Local operatives can’t help but see similarities to Democrat Jon Ossoff’s unsuccessful campaign for Georgia’s 6th Congressional District seat, a stretch of suburban territory north of Atlanta where Republicans have also long held sway. Trump only narrowly carried the Georgia district, though previous Republicans had won by huge Alabama-like margins.
Ossoff also kept national Democrats at arm’s length, though the flood of money and volunteers from liberals in the Georgia race helped energize Republicans. Alabama Democrats have made a point of asking national Democrats to steer clear of the race.
“The suburban element is now key for both parties,” said Zac McCrary, a Montgomery political operative who also worked on Ossoff’s bid. “Democrats and Republicans in Alabama, Georgia, North Carolina, Virginia — they all need to reach voters in the suburbs.”
Moore has zeroed in on his rural base as he tries to refocus his campaign away from the allegations. The Republican has slammed Jones’ support for abortion rights as an “outrageously extreme position” and criticized his backing of same-sex marriage, both popular issues among the party’s conservative supporters.
“After forty-something years of fighting this battle, I’m now facing allegations, and that’s all the press want to talk about,” Moore said at a stop early last week in Jackson, a town of about 5,000 in southeast Alabama. “I want to talk about the issues. I want to talk about where this country’s going.

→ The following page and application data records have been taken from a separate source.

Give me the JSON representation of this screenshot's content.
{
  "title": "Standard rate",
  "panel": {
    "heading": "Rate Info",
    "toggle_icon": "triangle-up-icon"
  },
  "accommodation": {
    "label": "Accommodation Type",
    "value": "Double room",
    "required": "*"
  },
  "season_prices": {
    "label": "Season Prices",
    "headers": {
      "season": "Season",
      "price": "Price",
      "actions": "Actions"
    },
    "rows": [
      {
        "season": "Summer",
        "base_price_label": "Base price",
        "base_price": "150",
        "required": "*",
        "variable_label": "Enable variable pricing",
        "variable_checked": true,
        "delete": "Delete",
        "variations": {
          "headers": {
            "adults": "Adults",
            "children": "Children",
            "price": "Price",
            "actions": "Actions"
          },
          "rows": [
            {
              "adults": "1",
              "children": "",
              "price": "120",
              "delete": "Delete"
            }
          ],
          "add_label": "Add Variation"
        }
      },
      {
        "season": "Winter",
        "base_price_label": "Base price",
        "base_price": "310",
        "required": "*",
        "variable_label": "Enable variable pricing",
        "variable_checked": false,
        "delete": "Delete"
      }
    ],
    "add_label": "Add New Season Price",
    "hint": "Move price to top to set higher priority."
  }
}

And if we don’t come back to God, we’re not going anywhere.”
A ‘different’ vote?
A few days later, about a dozen conservative activists and clergy members gathered at a Birmingham hotel as Moore watched from the front row to relay the same message: Moore was unfairly targeted by defenders of the status quo who manufactured false claims with the help of a complicit media to try to force him out of the race.

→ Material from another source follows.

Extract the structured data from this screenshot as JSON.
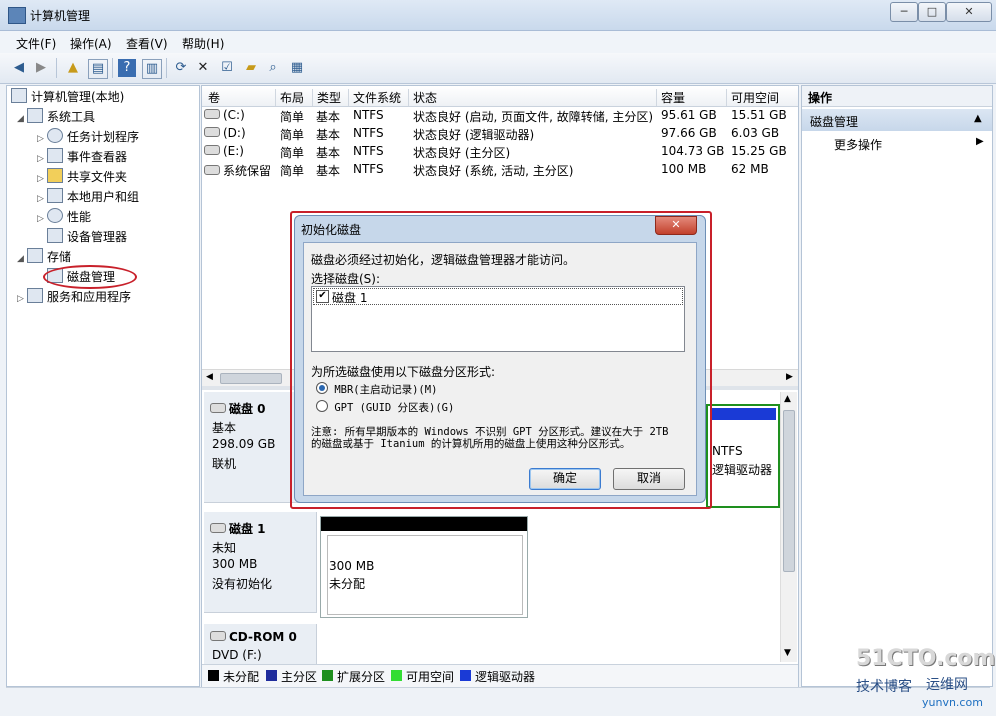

When one speaker asked a room full of supporters to raise their hands if any thought he would drop out of the contest, laughter erupted when not a single arm went up. Janet Porter, a friend and supporter of Moore’s who organized the event, presented the vote as nothing short of a battle against “the enemies of faith and liberty.”
“If the left can try to assassinate the character of Roy Moore,” she said, “then none of us are safe.”
And Moore, again, defied calls from a growing number of Republican leaders to step aside, singling out U.S. Senate Majority Leader Mitch McConnell.
“This is an effort by Mitch McConnell and his cronies to steal this election from the people of Alabama, and they will not stand for it,” Moore said.
Watching from the audience at that event was Brant Frost V, the chairman of the Coweta County GOP who had trekked from Georgia to lend Moore his help. He came armed with a Georgia analogy centering on former state Sen. Vincent Fort, a liberal Democrat who won sweeping victories in the state Senate for two decades.
“What would it take to get a Fort Democrat to vote for a Republican who got his picture taken with Richard Spencer?” he asked, citing the white nationalist. “Because that’s what it’s like to get your average Republican voter in Alabama to vote for Jones. And that’s why Jones won’t win.”
And some Alabama Republicans, too, are cautioning against a panic even as several public polls show Jones with the upper hand. The RealClear Politics poll of polls shows the race is deadlocked.
Brent Buchanan, a GOP political consultant, said Moore will inevitably struggle in some suburban areas that Republicans once easily carried. But that won’t make up for Moore’s wall of support across the deep-red rural spine of Alabama, he said.
“Polling that I trust shows Moore is still ahead,” he said. “I feel that will hold through Election Day because these allegations are solidifying his support among the base.”
Jones’ backers hope Moore is lulled into a false sense of security.
“If you had asked me if Jones had a chance a few weeks ago, I’d say he didn’t have a chance,” Labovitz said. “But this is serious. And this election is different.”